ABOUT THIS EXERCISE: Give every entry again, unchanged, and leave its images out.
** Opening EXERCISE INPUTS block **
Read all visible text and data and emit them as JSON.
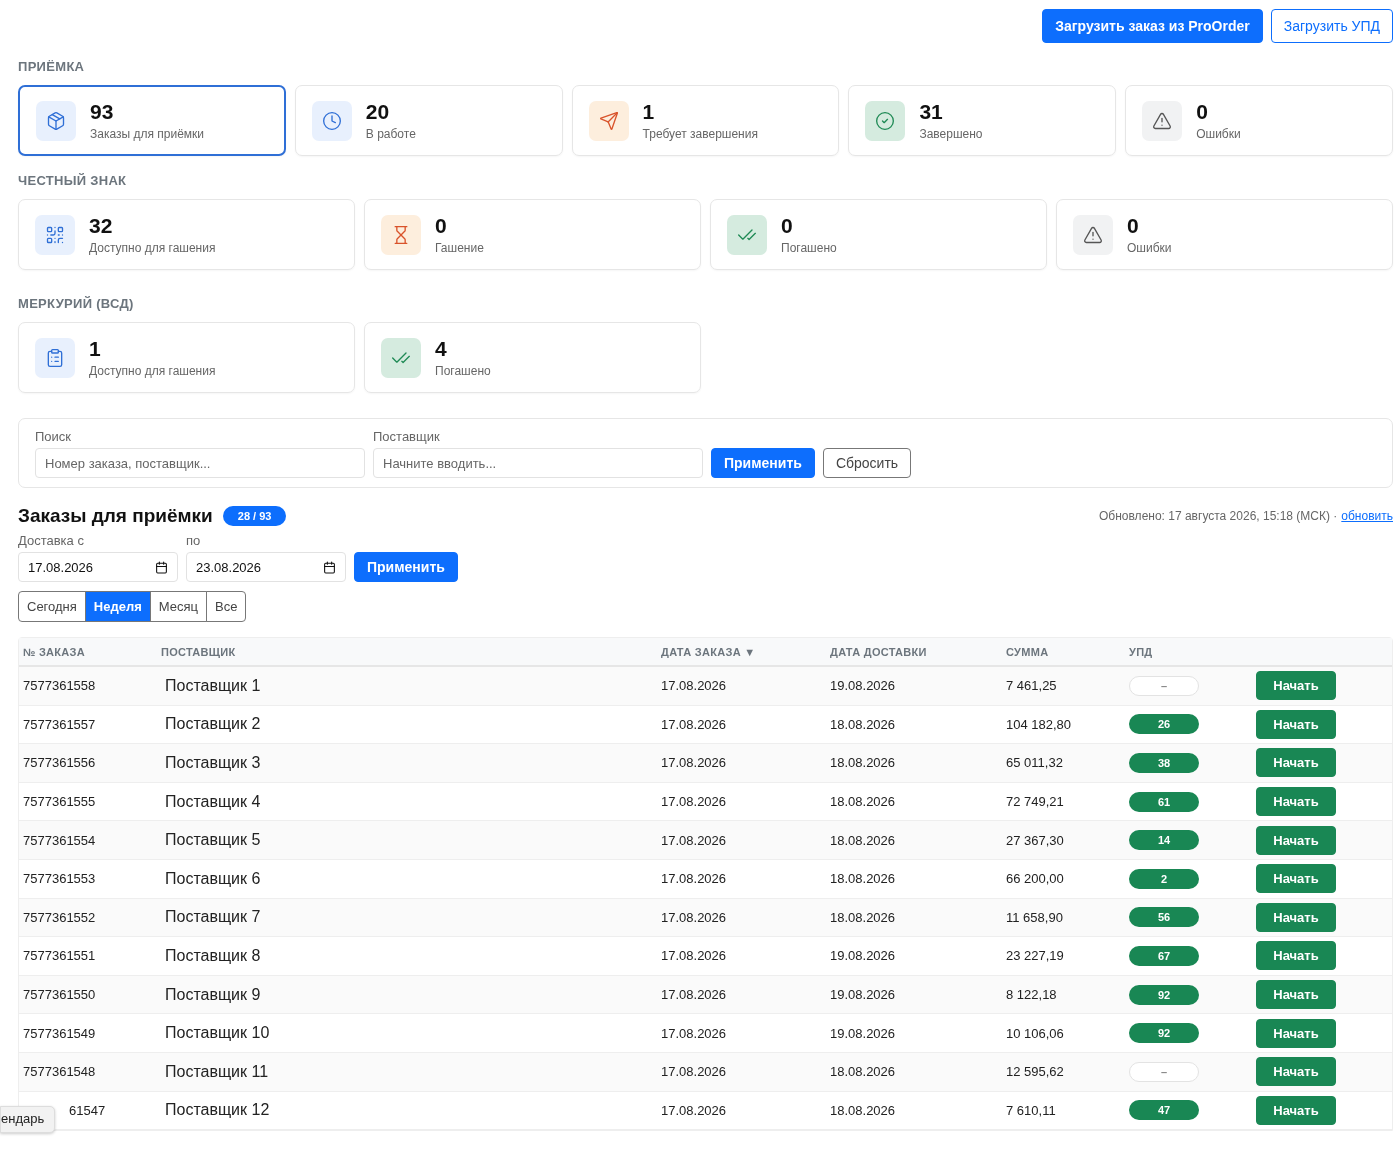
{
  "header_buttons": [
    {
      "label": "Загрузить заказ из ProOrder",
      "kind": "primary"
    },
    {
      "label": "Загрузить УПД",
      "kind": "outline"
    }
  ],
  "sections": [
    {
      "title": "ПРИЁМКА",
      "cards": [
        {
          "value": "93",
          "label": "Заказы для приёмки",
          "selected": true
        },
        {
          "value": "20",
          "label": "В работе",
          "selected": false
        },
        {
          "value": "1",
          "label": "Требует завершения",
          "selected": false
        },
        {
          "value": "31",
          "label": "Завершено",
          "selected": false
        },
        {
          "value": "0",
          "label": "Ошибки",
          "selected": false
        }
      ]
    },
    {
      "title": "ЧЕСТНЫЙ ЗНАК",
      "cards": [
        {
          "value": "32",
          "label": "Доступно для гашения",
          "selected": false
        },
        {
          "value": "0",
          "label": "Гашение",
          "selected": false
        },
        {
          "value": "0",
          "label": "Погашено",
          "selected": false
        },
        {
          "value": "0",
          "label": "Ошибки",
          "selected": false
        }
      ]
    },
    {
      "title": "МЕРКУРИЙ (ВСД)",
      "cards": [
        {
          "value": "1",
          "label": "Доступно для гашения",
          "selected": false
        },
        {
          "value": "4",
          "label": "Погашено",
          "selected": false
        }
      ]
    }
  ],
  "filters": {
    "search": {
      "label": "Поиск",
      "placeholder": "Номер заказа, поставщик..."
    },
    "supplier": {
      "label": "Поставщик",
      "placeholder": "Начните вводить..."
    },
    "apply": "Применить",
    "reset": "Сбросить"
  },
  "orders": {
    "title": "Заказы для приёмки",
    "badge": "28 / 93",
    "updated": "Обновлено: 17 августа 2026, 15:18 (МСК) ·",
    "refresh": "обновить",
    "date_from": {
      "label": "Доставка с",
      "value": "17.08.2026"
    },
    "date_to": {
      "label": "по",
      "value": "23.08.2026"
    },
    "apply": "Применить",
    "periods": [
      {
        "label": "Сегодня",
        "selected": false
      },
      {
        "label": "Неделя",
        "selected": true
      },
      {
        "label": "Месяц",
        "selected": false
      },
      {
        "label": "Все",
        "selected": false
      }
    ],
    "columns": [
      "№ ЗАКАЗА",
      "ПОСТАВЩИК",
      "ДАТА ЗАКАЗА ▼",
      "ДАТА ДОСТАВКИ",
      "СУММА",
      "УПД"
    ],
    "rows": [
      {
        "order": "7577361558",
        "supplier": "Поставщик 1",
        "order_date": "17.08.2026",
        "delivery_date": "19.08.2026",
        "sum": "7 461,25",
        "upd": {
          "kind": "empty",
          "text": "–"
        },
        "action": "Начать"
      },
      {
        "order": "7577361557",
        "supplier": "Поставщик 2",
        "order_date": "17.08.2026",
        "delivery_date": "18.08.2026",
        "sum": "104 182,80",
        "upd": {
          "kind": "count",
          "text": "26"
        },
        "action": "Начать"
      },
      {
        "order": "7577361556",
        "supplier": "Поставщик 3",
        "order_date": "17.08.2026",
        "delivery_date": "18.08.2026",
        "sum": "65 011,32",
        "upd": {
          "kind": "count",
          "text": "38"
        },
        "action": "Начать"
      },
      {
        "order": "7577361555",
        "supplier": "Поставщик 4",
        "order_date": "17.08.2026",
        "delivery_date": "18.08.2026",
        "sum": "72 749,21",
        "upd": {
          "kind": "count",
          "text": "61"
        },
        "action": "Начать"
      },
      {
        "order": "7577361554",
        "supplier": "Поставщик 5",
        "order_date": "17.08.2026",
        "delivery_date": "18.08.2026",
        "sum": "27 367,30",
        "upd": {
          "kind": "count",
          "text": "14"
        },
        "action": "Начать"
      },
      {
        "order": "7577361553",
        "supplier": "Поставщик 6",
        "order_date": "17.08.2026",
        "delivery_date": "18.08.2026",
        "sum": "66 200,00",
        "upd": {
          "kind": "count",
          "text": "2"
        },
        "action": "Начать"
      },
      {
        "order": "7577361552",
        "supplier": "Поставщик 7",
        "order_date": "17.08.2026",
        "delivery_date": "18.08.2026",
        "sum": "11 658,90",
        "upd": {
          "kind": "count",
          "text": "56"
        },
        "action": "Начать"
      },
      {
        "order": "7577361551",
        "supplier": "Поставщик 8",
        "order_date": "17.08.2026",
        "delivery_date": "19.08.2026",
        "sum": "23 227,19",
        "upd": {
          "kind": "count",
          "text": "67"
        },
        "action": "Начать"
      },
      {
        "order": "7577361550",
        "supplier": "Поставщик 9",
        "order_date": "17.08.2026",
        "delivery_date": "19.08.2026",
        "sum": "8 122,18",
        "upd": {
          "kind": "count",
          "text": "92"
        },
        "action": "Начать"
      },
      {
        "order": "7577361549",
        "supplier": "Поставщик 10",
        "order_date": "17.08.2026",
        "delivery_date": "19.08.2026",
        "sum": "10 106,06",
        "upd": {
          "kind": "count",
          "text": "92"
        },
        "action": "Начать"
      },
      {
        "order": "7577361548",
        "supplier": "Поставщик 11",
        "order_date": "17.08.2026",
        "delivery_date": "18.08.2026",
        "sum": "12 595,62",
        "upd": {
          "kind": "empty",
          "text": "–"
        },
        "action": "Начать"
      },
      {
        "order": "61547",
        "supplier": "Поставщик 12",
        "order_date": "17.08.2026",
        "delivery_date": "18.08.2026",
        "sum": "7 610,11",
        "upd": {
          "kind": "count",
          "text": "47"
        },
        "action": "Начать"
      }
    ]
  },
  "tooltip": "ендарь"
}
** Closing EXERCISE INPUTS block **
EXPECTED ANSWER:
Read all visible text and data and emit them as JSON.
{
  "header_buttons": [
    {
      "label": "Загрузить заказ из ProOrder",
      "kind": "primary"
    },
    {
      "label": "Загрузить УПД",
      "kind": "outline"
    }
  ],
  "sections": [
    {
      "title": "ПРИЁМКА",
      "cards": [
        {
          "value": "93",
          "label": "Заказы для приёмки",
          "selected": true
        },
        {
          "value": "20",
          "label": "В работе",
          "selected": false
        },
        {
          "value": "1",
          "label": "Требует завершения",
          "selected": false
        },
        {
          "value": "31",
          "label": "Завершено",
          "selected": false
        },
        {
          "value": "0",
          "label": "Ошибки",
          "selected": false
        }
      ]
    },
    {
      "title": "ЧЕСТНЫЙ ЗНАК",
      "cards": [
        {
          "value": "32",
          "label": "Доступно для гашения",
          "selected": false
        },
        {
          "value": "0",
          "label": "Гашение",
          "selected": false
        },
        {
          "value": "0",
          "label": "Погашено",
          "selected": false
        },
        {
          "value": "0",
          "label": "Ошибки",
          "selected": false
        }
      ]
    },
    {
      "title": "МЕРКУРИЙ (ВСД)",
      "cards": [
        {
          "value": "1",
          "label": "Доступно для гашения",
          "selected": false
        },
        {
          "value": "4",
          "label": "Погашено",
          "selected": false
        }
      ]
    }
  ],
  "filters": {
    "search": {
      "label": "Поиск",
      "placeholder": "Номер заказа, поставщик..."
    },
    "supplier": {
      "label": "Поставщик",
      "placeholder": "Начните вводить..."
    },
    "apply": "Применить",
    "reset": "Сбросить"
  },
  "orders": {
    "title": "Заказы для приёмки",
    "badge": "28 / 93",
    "updated": "Обновлено: 17 августа 2026, 15:18 (МСК) ·",
    "refresh": "обновить",
    "date_from": {
      "label": "Доставка с",
      "value": "17.08.2026"
    },
    "date_to": {
      "label": "по",
      "value": "23.08.2026"
    },
    "apply": "Применить",
    "periods": [
      {
        "label": "Сегодня",
        "selected": false
      },
      {
        "label": "Неделя",
        "selected": true
      },
      {
        "label": "Месяц",
        "selected": false
      },
      {
        "label": "Все",
        "selected": false
      }
    ],
    "columns": [
      "№ ЗАКАЗА",
      "ПОСТАВЩИК",
      "ДАТА ЗАКАЗА ▼",
      "ДАТА ДОСТАВКИ",
      "СУММА",
      "УПД"
    ],
    "rows": [
      {
        "order": "7577361558",
        "supplier": "Поставщик 1",
        "order_date": "17.08.2026",
        "delivery_date": "19.08.2026",
        "sum": "7 461,25",
        "upd": {
          "kind": "empty",
          "text": "–"
        },
        "action": "Начать"
      },
      {
        "order": "7577361557",
        "supplier": "Поставщик 2",
        "order_date": "17.08.2026",
        "delivery_date": "18.08.2026",
        "sum": "104 182,80",
        "upd": {
          "kind": "count",
          "text": "26"
        },
        "action": "Начать"
      },
      {
        "order": "7577361556",
        "supplier": "Поставщик 3",
        "order_date": "17.08.2026",
        "delivery_date": "18.08.2026",
        "sum": "65 011,32",
        "upd": {
          "kind": "count",
          "text": "38"
        },
        "action": "Начать"
      },
      {
        "order": "7577361555",
        "supplier": "Поставщик 4",
        "order_date": "17.08.2026",
        "delivery_date": "18.08.2026",
        "sum": "72 749,21",
        "upd": {
          "kind": "count",
          "text": "61"
        },
        "action": "Начать"
      },
      {
        "order": "7577361554",
        "supplier": "Поставщик 5",
        "order_date": "17.08.2026",
        "delivery_date": "18.08.2026",
        "sum": "27 367,30",
        "upd": {
          "kind": "count",
          "text": "14"
        },
        "action": "Начать"
      },
      {
        "order": "7577361553",
        "supplier": "Поставщик 6",
        "order_date": "17.08.2026",
        "delivery_date": "18.08.2026",
        "sum": "66 200,00",
        "upd": {
          "kind": "count",
          "text": "2"
        },
        "action": "Начать"
      },
      {
        "order": "7577361552",
        "supplier": "Поставщик 7",
        "order_date": "17.08.2026",
        "delivery_date": "18.08.2026",
        "sum": "11 658,90",
        "upd": {
          "kind": "count",
          "text": "56"
        },
        "action": "Начать"
      },
      {
        "order": "7577361551",
        "supplier": "Поставщик 8",
        "order_date": "17.08.2026",
        "delivery_date": "19.08.2026",
        "sum": "23 227,19",
        "upd": {
          "kind": "count",
          "text": "67"
        },
        "action": "Начать"
      },
      {
        "order": "7577361550",
        "supplier": "Поставщик 9",
        "order_date": "17.08.2026",
        "delivery_date": "19.08.2026",
        "sum": "8 122,18",
        "upd": {
          "kind": "count",
          "text": "92"
        },
        "action": "Начать"
      },
      {
        "order": "7577361549",
        "supplier": "Поставщик 10",
        "order_date": "17.08.2026",
        "delivery_date": "19.08.2026",
        "sum": "10 106,06",
        "upd": {
          "kind": "count",
          "text": "92"
        },
        "action": "Начать"
      },
      {
        "order": "7577361548",
        "supplier": "Поставщик 11",
        "order_date": "17.08.2026",
        "delivery_date": "18.08.2026",
        "sum": "12 595,62",
        "upd": {
          "kind": "empty",
          "text": "–"
        },
        "action": "Начать"
      },
      {
        "order": "61547",
        "supplier": "Поставщик 12",
        "order_date": "17.08.2026",
        "delivery_date": "18.08.2026",
        "sum": "7 610,11",
        "upd": {
          "kind": "count",
          "text": "47"
        },
        "action": "Начать"
      }
    ]
  },
  "tooltip": "ендарь"
}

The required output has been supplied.